*** Opening of Provided records ***

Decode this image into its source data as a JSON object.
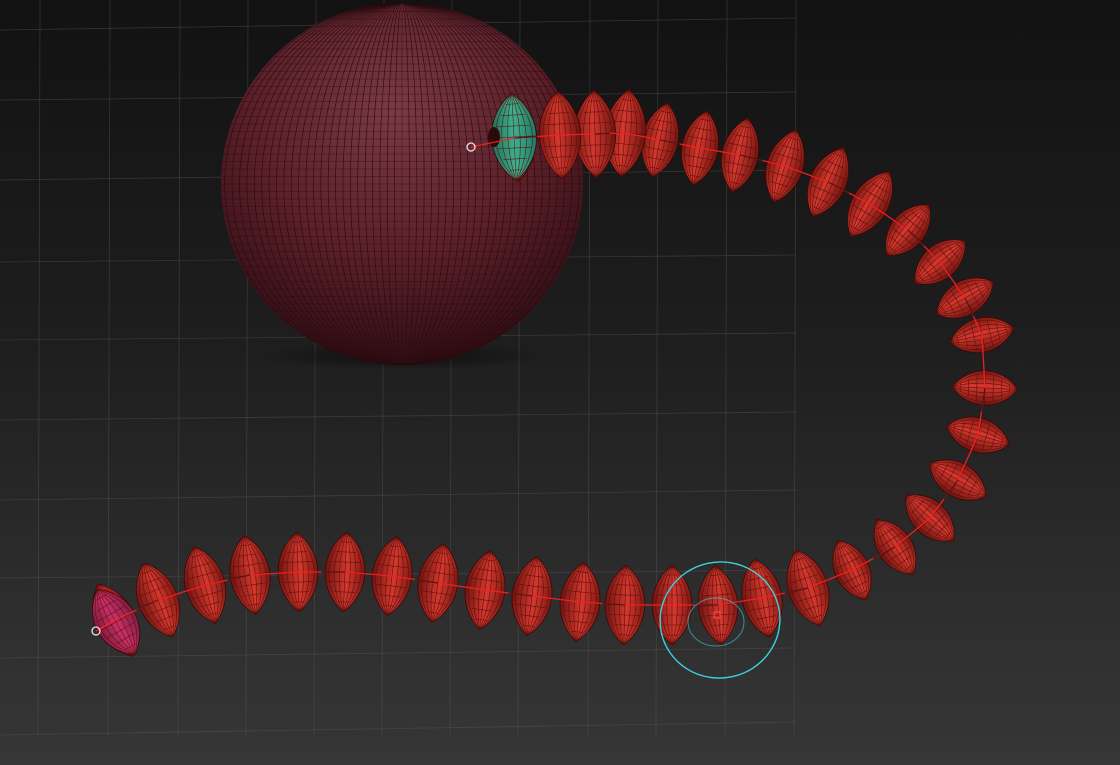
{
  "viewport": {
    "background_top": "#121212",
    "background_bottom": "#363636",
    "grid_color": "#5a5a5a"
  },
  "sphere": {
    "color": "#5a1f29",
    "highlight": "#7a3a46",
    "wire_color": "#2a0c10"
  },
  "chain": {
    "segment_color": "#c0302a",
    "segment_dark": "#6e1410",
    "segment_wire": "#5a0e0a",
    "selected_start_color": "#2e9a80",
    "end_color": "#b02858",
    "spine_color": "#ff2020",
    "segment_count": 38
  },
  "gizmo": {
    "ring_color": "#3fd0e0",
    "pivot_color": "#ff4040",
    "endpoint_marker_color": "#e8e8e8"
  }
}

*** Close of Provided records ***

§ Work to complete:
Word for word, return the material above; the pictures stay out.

§ Answer area:
Decode this image into its source data as a JSON object.
{
  "viewport": {
    "background_top": "#121212",
    "background_bottom": "#363636",
    "grid_color": "#5a5a5a"
  },
  "sphere": {
    "color": "#5a1f29",
    "highlight": "#7a3a46",
    "wire_color": "#2a0c10"
  },
  "chain": {
    "segment_color": "#c0302a",
    "segment_dark": "#6e1410",
    "segment_wire": "#5a0e0a",
    "selected_start_color": "#2e9a80",
    "end_color": "#b02858",
    "spine_color": "#ff2020",
    "segment_count": 38
  },
  "gizmo": {
    "ring_color": "#3fd0e0",
    "pivot_color": "#ff4040",
    "endpoint_marker_color": "#e8e8e8"
  }
}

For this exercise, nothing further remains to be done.